(nô′zē-ā′tĭng, -zhē-, -sē-, -shē-)
adj.
Causing nausea; nauseous.

nau′se·at′ing·ly adv.
References in periodicals archive ?
If not, after years of taking the Echo I shall change to that paper so that I no longer have to see Dan's nauseating little face again (I can be as rude as him).
He hates the decorations, the trees, the gifts and especially the nauseating yuletide happiness.
Nauseating Nicole couldn't be bothered to meet her young charge off the bus and resigned on her second day via the answerphone.
The confusion," he writes, "totally chaotic, the filth completely nauseating.
But, in a desperate attempt to cope with the nauseating hysteria that surrounds Henman, I've lumped on him to go all the way.
The book ends with a nauseating sitcom-like moment of sanctimony when poor Arianna is chased back to her room by a horrifying mob only to be rescued by (yes, again
Avoid the BBC when the old terrorist croaks, it'll be nauseating nauseat BNP LEADER NICK GRIFFIN
At the heart of our nauseating celebrity-obsessed culture, despite the odd exceptional invasion of privacy, the royal family benefits hugely from the fawning coverage it gets.
The nation''s top judge yesterday branded Darren Jones, 25, and Lee Van Smith, 21, nauseating for their attack on 24 year-old John Jaundoo, who was tortured and stabbed more than 20 times in Garston.

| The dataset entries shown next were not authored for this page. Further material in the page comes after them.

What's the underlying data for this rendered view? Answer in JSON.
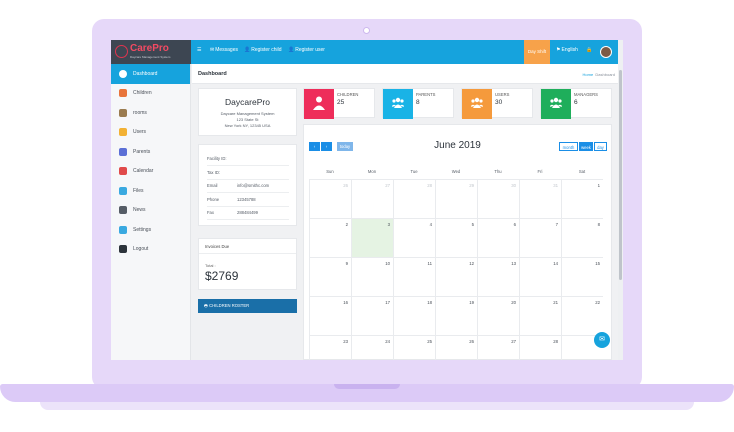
{
  "brand": {
    "name": "CarePro",
    "tagline": "Daycare Management System"
  },
  "topbar": {
    "menu_icon": "hamburger-icon",
    "items": [
      {
        "icon": "envelope-icon",
        "label": "Messages"
      },
      {
        "icon": "user-plus-icon",
        "label": "Register child"
      },
      {
        "icon": "user-plus-icon",
        "label": "Register user"
      }
    ],
    "shift_label": "Day Shift",
    "language": "English",
    "lock_icon": "lock-icon",
    "avatar": "user-avatar"
  },
  "sidebar": {
    "items": [
      {
        "label": "Dashboard",
        "icon": "dashboard-icon",
        "active": true,
        "color": "#2b3540"
      },
      {
        "label": "Children",
        "icon": "children-icon",
        "active": false,
        "color": "#e8743b"
      },
      {
        "label": "rooms",
        "icon": "rooms-icon",
        "active": false,
        "color": "#9a7b4f"
      },
      {
        "label": "Users",
        "icon": "users-icon",
        "active": false,
        "color": "#f2b134"
      },
      {
        "label": "Parents",
        "icon": "parents-icon",
        "active": false,
        "color": "#5b6fd6"
      },
      {
        "label": "Calendar",
        "icon": "calendar-icon",
        "active": false,
        "color": "#e04a4a"
      },
      {
        "label": "Files",
        "icon": "files-icon",
        "active": false,
        "color": "#3aa9e0"
      },
      {
        "label": "News",
        "icon": "news-icon",
        "active": false,
        "color": "#555c66"
      },
      {
        "label": "Settings",
        "icon": "settings-icon",
        "active": false,
        "color": "#3aa9e0"
      },
      {
        "label": "Logout",
        "icon": "power-icon",
        "active": false,
        "color": "#2c333b"
      }
    ]
  },
  "page": {
    "title": "Dashboard",
    "breadcrumb": {
      "home": "Home",
      "current": "Dashboard"
    }
  },
  "facility": {
    "name": "DaycarePro",
    "subtitle": "Daycare Management System",
    "address1": "123 State St",
    "address2": "New York NY, 12345 USA"
  },
  "facility_info": [
    {
      "label": "Facility ID:",
      "value": ""
    },
    {
      "label": "Tax ID:",
      "value": ""
    },
    {
      "label": "Email",
      "value": "info@smithc.com"
    },
    {
      "label": "Phone",
      "value": "12345788"
    },
    {
      "label": "Fax",
      "value": "288484499"
    }
  ],
  "invoices": {
    "title": "Invoices Due",
    "total_label": "Total :",
    "total": "$2769"
  },
  "roster_button": {
    "icon": "print-icon",
    "label": "CHILDREN ROSTER"
  },
  "stats": [
    {
      "label": "CHILDREN",
      "value": "25",
      "color": "#ee2d5a",
      "icon": "child-icon"
    },
    {
      "label": "PARENTS",
      "value": "8",
      "color": "#19b3e6",
      "icon": "group-icon"
    },
    {
      "label": "USERS",
      "value": "30",
      "color": "#f59a3c",
      "icon": "group-icon"
    },
    {
      "label": "MANAGERS",
      "value": "6",
      "color": "#1fae5b",
      "icon": "group-icon"
    }
  ],
  "calendar": {
    "title": "June 2019",
    "prev_icon": "chevron-left-icon",
    "next_icon": "chevron-right-icon",
    "today_label": "today",
    "views": [
      "month",
      "week",
      "day"
    ],
    "active_view": "week",
    "weekdays": [
      "Sun",
      "Mon",
      "Tue",
      "Wed",
      "Thu",
      "Fri",
      "Sat"
    ],
    "weeks": [
      [
        {
          "d": "26",
          "other": true
        },
        {
          "d": "27",
          "other": true
        },
        {
          "d": "28",
          "other": true
        },
        {
          "d": "29",
          "other": true
        },
        {
          "d": "30",
          "other": true
        },
        {
          "d": "31",
          "other": true
        },
        {
          "d": "1",
          "other": false
        }
      ],
      [
        {
          "d": "2",
          "other": false
        },
        {
          "d": "3",
          "other": false,
          "today": true
        },
        {
          "d": "4",
          "other": false
        },
        {
          "d": "5",
          "other": false
        },
        {
          "d": "6",
          "other": false
        },
        {
          "d": "7",
          "other": false
        },
        {
          "d": "8",
          "other": false
        }
      ],
      [
        {
          "d": "9",
          "other": false
        },
        {
          "d": "10",
          "other": false
        },
        {
          "d": "11",
          "other": false
        },
        {
          "d": "12",
          "other": false
        },
        {
          "d": "13",
          "other": false
        },
        {
          "d": "14",
          "other": false
        },
        {
          "d": "15",
          "other": false
        }
      ],
      [
        {
          "d": "16",
          "other": false
        },
        {
          "d": "17",
          "other": false
        },
        {
          "d": "18",
          "other": false
        },
        {
          "d": "19",
          "other": false
        },
        {
          "d": "20",
          "other": false
        },
        {
          "d": "21",
          "other": false
        },
        {
          "d": "22",
          "other": false
        }
      ],
      [
        {
          "d": "23",
          "other": false
        },
        {
          "d": "24",
          "other": false
        },
        {
          "d": "25",
          "other": false
        },
        {
          "d": "26",
          "other": false
        },
        {
          "d": "27",
          "other": false
        },
        {
          "d": "28",
          "other": false
        },
        {
          "d": "29",
          "other": false
        }
      ]
    ]
  },
  "chat_fab_icon": "chat-icon"
}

MICHAEL Watts finds it nauseating that MPs' expense claims have been made transparent (Voice of the North, June 16).
I'm really nauseating, basically" - Pop singer Lily Allen.
It may be nauseating to watch her but I'm sure she knows that.